Three months ago, the Indian government made a sudden decision to stop brands from importing laptops, PCs, and tablets without a license. They wanted these brands to start building these devices in India. This move caused problems for companies like Apple, Samsung, and others.
Now, it’s reported that the Indian government has allowed 110 brands, including big names like Apple, Dell, HP, Lenovo, and Samsung, to import laptops, PCs, and tablets into the country. There’s a new system to keep an eye on imports and shipments, and companies like Acer, ASUS, IBM, and Xiaomi are also included.
Initially, the Indian government’s plan to ban imports and create a licensing system received a lot of criticism from brands and the US government.
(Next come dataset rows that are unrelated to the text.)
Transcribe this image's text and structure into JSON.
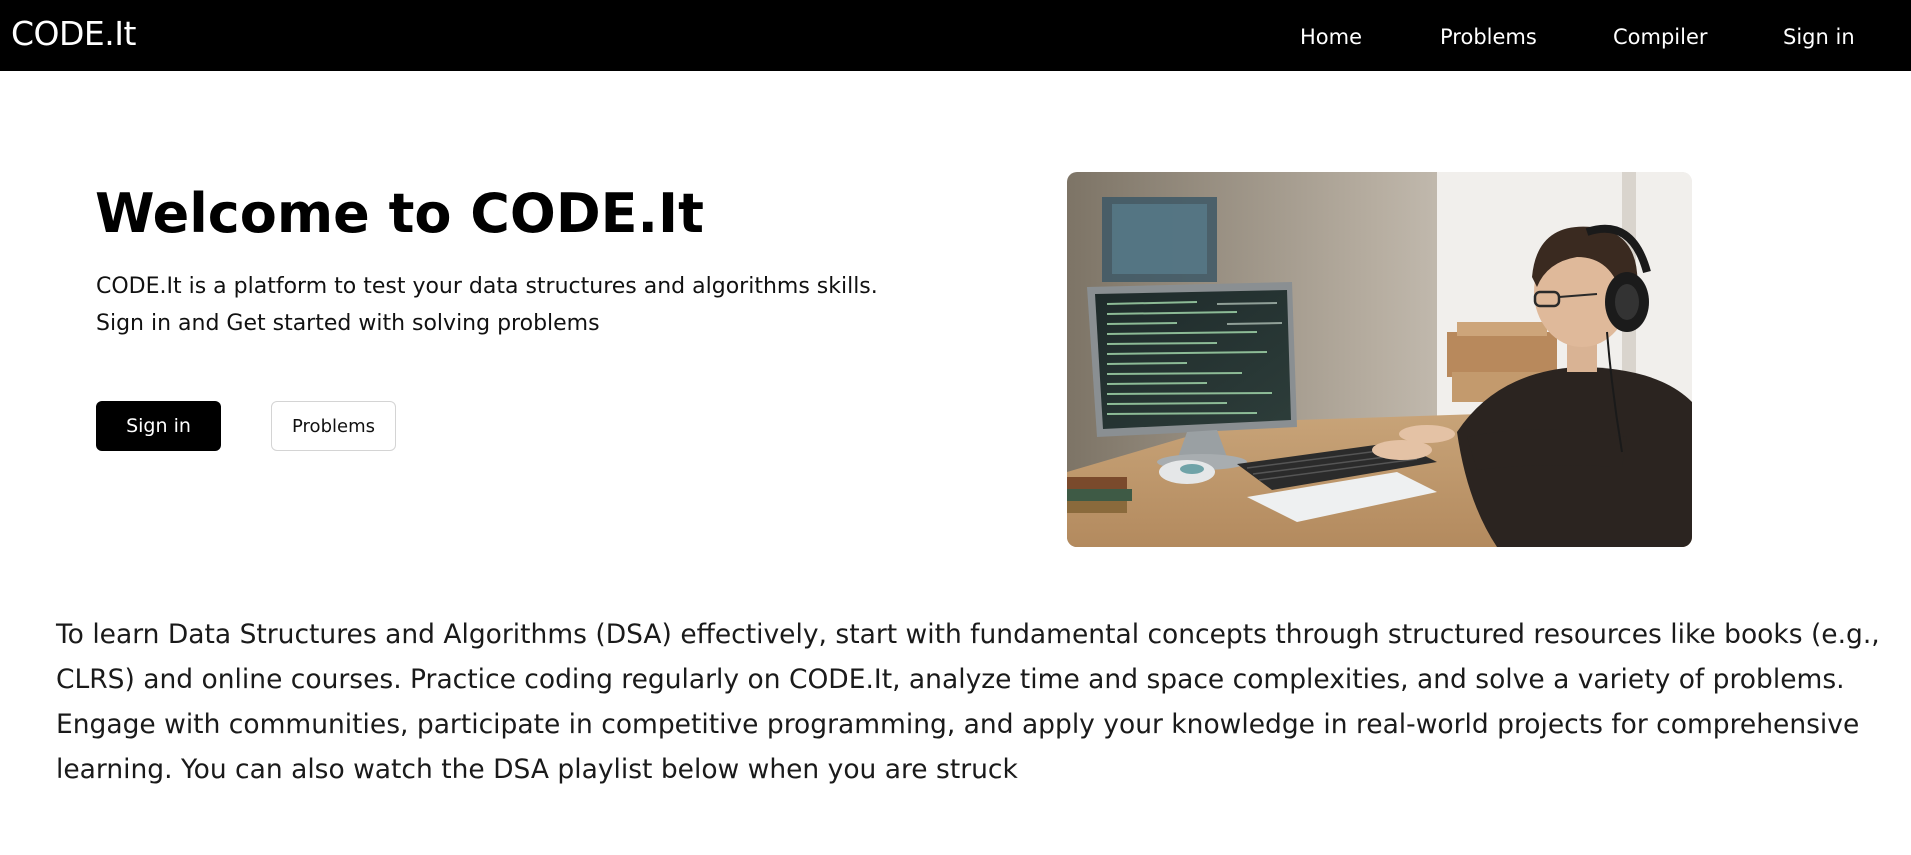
{
  "navbar": {
    "brand": "CODE.It",
    "links": [
      {
        "label": "Home"
      },
      {
        "label": "Problems"
      },
      {
        "label": "Compiler"
      },
      {
        "label": "Sign in"
      }
    ]
  },
  "hero": {
    "title": "Welcome to CODE.It",
    "description_lines": [
      "CODE.It is a platform to test your data structures and algorithms skills.",
      "Sign in and Get started with solving problems"
    ],
    "primary_button": "Sign in",
    "secondary_button": "Problems",
    "image": "person-coding-at-desk-photo"
  },
  "about": {
    "lines": [
      "To learn Data Structures and Algorithms (DSA) effectively, start with fundamental concepts through structured resources like books (e.g.,",
      "CLRS) and online courses. Practice coding regularly on CODE.It, analyze time and space complexities, and solve a variety of problems.",
      "Engage with communities, participate in competitive programming, and apply your knowledge in real-world projects for comprehensive",
      "learning. You can also watch the DSA playlist below when you are struck"
    ]
  },
  "colors": {
    "navbar_bg": "#000000",
    "primary_button_bg": "#000000",
    "page_bg": "#ffffff"
  }
}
So, they reversed their decision, as mentioned earlier. However, they convinced Samsung to start making laptops locally in Noida, where they already produce Galaxy smartphones.
India aims to become a major manufacturing center, especially for electronics and automobiles, following China. To achieve this, the Indian government is offering tax benefits and financial incentives to companies that produce their electronic devices in India. For instance, Samsung has its largest smartphone factory in Noida, and they’ve started manufacturing OLED panels there.
India’s long-term goal is to take over the manufacturing industry from China and establish a manufacturing ecosystem in India. This would boost the country’s economy and create many jobs.
Under the new licensing system, companies need to report the number and value of their imports on a government website. They will then get authorization to import until September 2024. What the government plans to do after that date is uncertain, but it’s possible they will encourage brands to assemble laptops, PCs, and tablets locally to create more jobs in India.
The Indian government’s shifting policies around importing laptops, PCs, and tablets reflect their ambition to establish India as a major manufacturing hub for electronics. While they initially imposed restrictions, the government eventually eased regulations and encouraged companies like Samsung to produce locally. With a vision to challenge China’s manufacturing dominance and boost the Indian economy, India is striving to create a strong manufacturing ecosystem. The future after September 2024 remains uncertain, but the focus on local production and job creation underscores their determination to achieve long-term economic growth and self-sufficiency in the tech industry.